Very Basic Clicker Training
I clicker train Rakki. Clicker training is operant conditioning based on positive reinforcement (with food, toys or games being the motivation), and is pretty much exactly the same sort of training used in zoos and marine parks to train wild animals and sea mammals. When you see the Orcas jump up and touch a ball, then the trainer blows a whistle and gives the whale a fish - that's operant conditioning, and differs very little from what I do at home. As more than one clicker advocate has said, we've known about this kind of training, and its effectiveness, for decades, we use it on all manner of captive wild animals (animals which are too big or too aquatic to be manhandled), and it's only within the last decade or so that some people have been applying it to our closest animal companions. Any animal can be clicker trained, including cats, ferrets and fish. It's fun and rewarding for the animal, and in the case of dogs anyway, they really "buy into" the training, far more so than with most regular training methods.
I trained my previous dogs with more "traditional" methods, and have been very surprised by how different the dog's training experience is with clicker training. Rakki enjoys our training so much that he will actually come and get me for training sessions - he'll stare at me, then stare at the clicker, then back at me, until I get up and train. Who's got who trained?

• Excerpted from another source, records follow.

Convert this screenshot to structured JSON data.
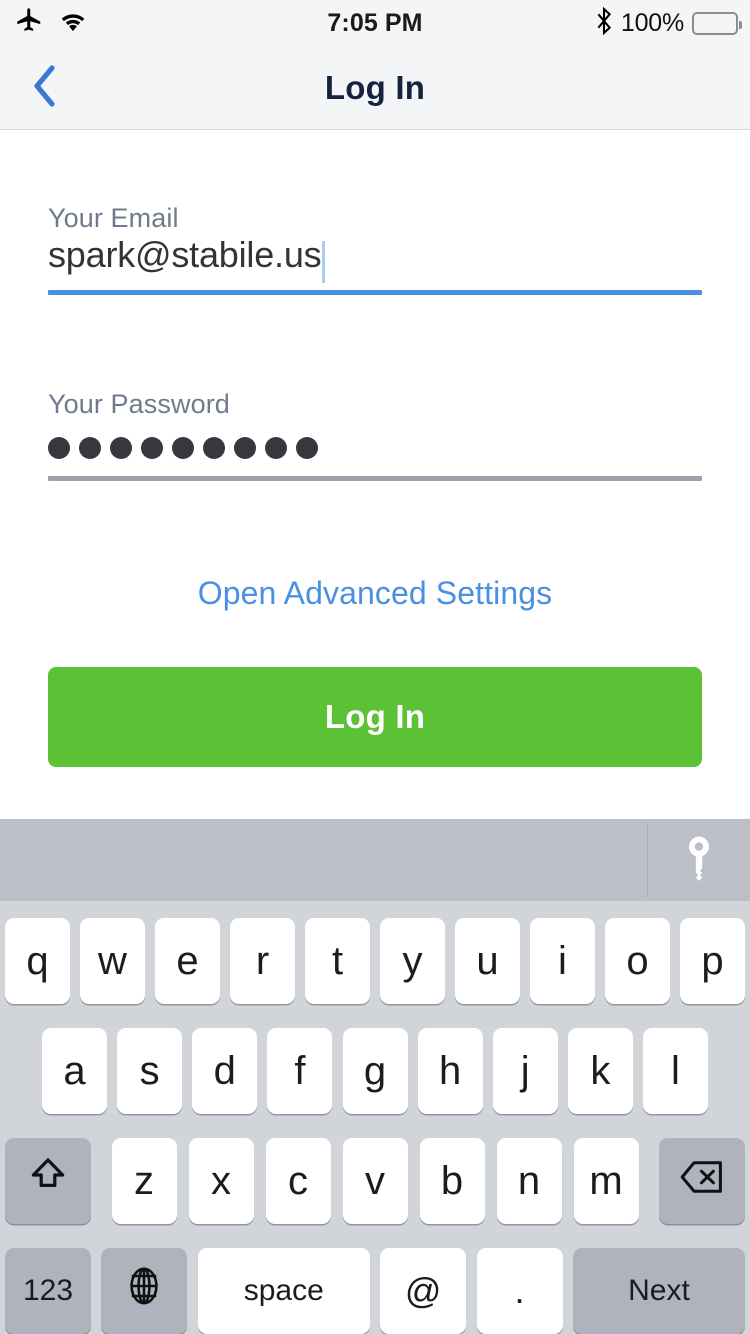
{
  "status_bar": {
    "airplane_icon": "airplane-mode-icon",
    "wifi_icon": "wifi-icon",
    "time": "7:05 PM",
    "bluetooth_icon": "bluetooth-icon",
    "battery_percent": "100%",
    "battery_icon": "battery-full-icon"
  },
  "nav": {
    "back_icon": "chevron-left-icon",
    "title": "Log In"
  },
  "form": {
    "email": {
      "label": "Your Email",
      "value": "spark@stabile.us",
      "placeholder": "Your Email",
      "focused": true,
      "underline_color": "#4a90e2"
    },
    "password": {
      "label": "Your Password",
      "value": "•••••••••",
      "masked_char_count": 9,
      "placeholder": "Your Password",
      "focused": false,
      "underline_color": "#9ba2aa"
    },
    "advanced_link": "Open Advanced Settings",
    "submit_label": "Log In",
    "submit_color": "#5bc236",
    "link_color": "#4a90e2"
  },
  "keyboard": {
    "toolbar": {
      "password_key_icon": "key-icon"
    },
    "row1": [
      "q",
      "w",
      "e",
      "r",
      "t",
      "y",
      "u",
      "i",
      "o",
      "p"
    ],
    "row2": [
      "a",
      "s",
      "d",
      "f",
      "g",
      "h",
      "j",
      "k",
      "l"
    ],
    "row3": {
      "shift_icon": "shift-arrow-icon",
      "letters": [
        "z",
        "x",
        "c",
        "v",
        "b",
        "n",
        "m"
      ],
      "backspace_icon": "backspace-delete-icon"
    },
    "row4": {
      "numeric_label": "123",
      "globe_icon": "globe-language-icon",
      "space_label": "space",
      "at_label": "@",
      "period_label": ".",
      "return_label": "Next"
    }
  }
}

I'm no expert, but here's some basic things you can try with your dog. You do not have to use a clicker (although they're only a couple of dollars at most any pet store), you can use your voice (pick a word like "yes", and try hard to say it exactly the same way each time), but the clicker seems to work better, and has the added advantage of not only sounding exactly the same each time, but it has no emotional content whatsoever, which means your dog (or cat, or ferret) doesn't have to waste mental energy on anything but figuring out how to get that treat! Try one session, see if you aren't surprised.
You will need: a clicker (or your voice), a supply of very yummy treats in small pieces (I use bits of turkey hotdogs, cooked chicken, liver - but use anything you know your pet REALLY likes), and a target stick (this can be anything from a length of doweling to an extending pointer - anything - mark the end with a marker or put some colored tape on it). I like to keep my treats in a bowl nearby or in a bait pouch, I don't want to hold them in my hand unless I'm using them to lure the dog into a position I want (like "sit").

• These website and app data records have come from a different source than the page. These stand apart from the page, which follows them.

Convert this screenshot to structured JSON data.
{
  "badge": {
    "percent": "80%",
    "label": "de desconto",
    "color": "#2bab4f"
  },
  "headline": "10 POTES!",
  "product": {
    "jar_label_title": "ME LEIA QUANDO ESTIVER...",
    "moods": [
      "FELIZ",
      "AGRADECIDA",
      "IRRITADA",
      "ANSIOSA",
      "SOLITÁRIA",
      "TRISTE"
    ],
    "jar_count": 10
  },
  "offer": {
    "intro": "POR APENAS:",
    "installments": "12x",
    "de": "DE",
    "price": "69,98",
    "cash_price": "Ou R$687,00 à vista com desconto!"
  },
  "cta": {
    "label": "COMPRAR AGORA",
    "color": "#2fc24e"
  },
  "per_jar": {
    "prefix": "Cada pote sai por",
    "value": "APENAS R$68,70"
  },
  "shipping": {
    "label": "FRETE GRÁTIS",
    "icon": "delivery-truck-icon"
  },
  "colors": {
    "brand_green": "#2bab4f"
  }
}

Step one: "Charging the Clicker" - this is the most important step, so don't skip it and don't scrimp on time. This is the step where you teach your pet that the click sound means that they're getting a treat. All you do is click the clicker once (press and release once, to make a fast double "click-click" sound), then give the pet a treat. Do this at least ten times. Just click-treat, click-treat, click-treat. Until your pet is really into the clicker training, do a quick charge up of the clicker at the start of every training session. So that YOU understand - what you're clicking for is to tell the animal that the behaviour they've just performed has earned them a reward. Once you start actual training (not charging) the timing of the click becomes vital, the timing of the treat less so, as long as it follows the click within a reasonable time. The click is what you use to "mark" the behaviour as it happens.

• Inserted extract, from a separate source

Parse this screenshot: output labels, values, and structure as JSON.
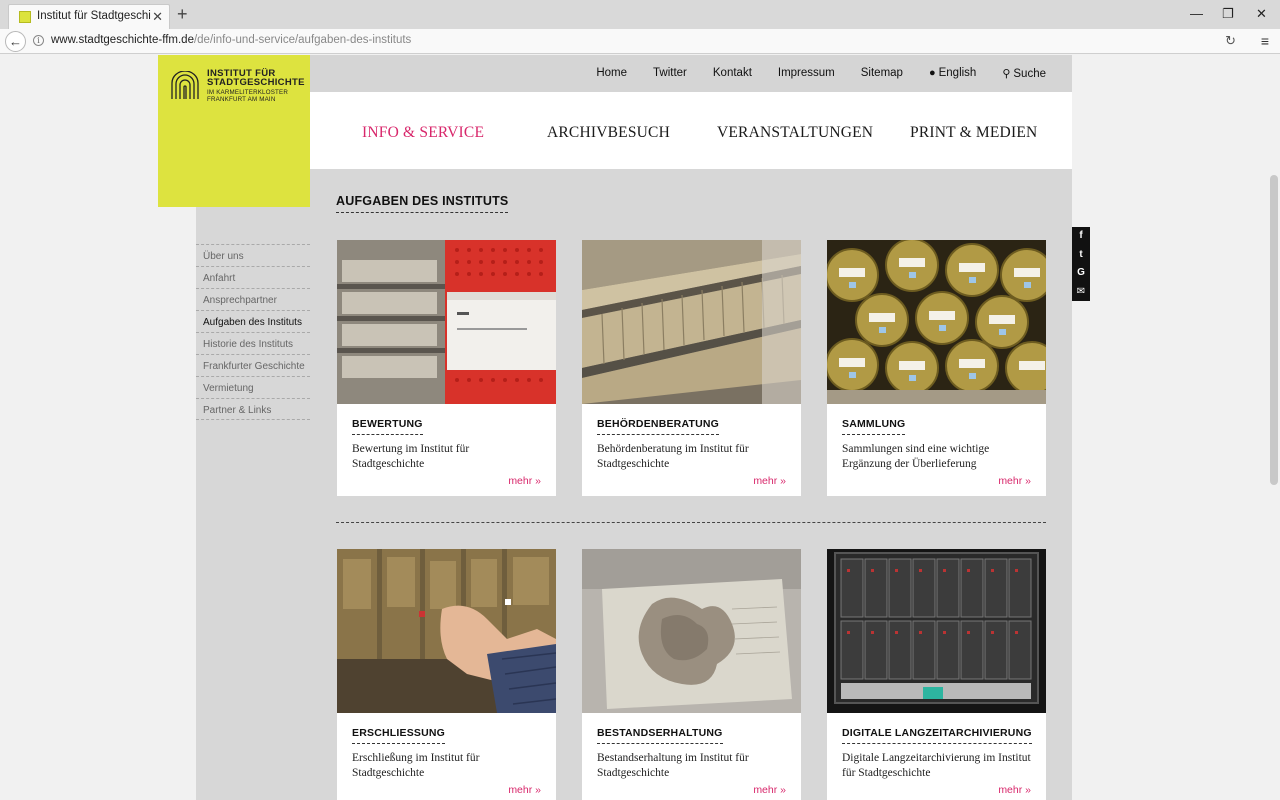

Step two: "Targeting" - this is where you actually train something! Sit on the floor, hold the clicker in one hand, and the target stick in the other, with the tip pointing away from you. On the off-chance that your pet is scared of the stick, hold it higher up, so that just a small amount is protruding from your hand. Now, sit and wait. Odds are good that your pet will look at, sniff or otherwise move toward the stick. As soon as this happens, click and treat.
(more to come...)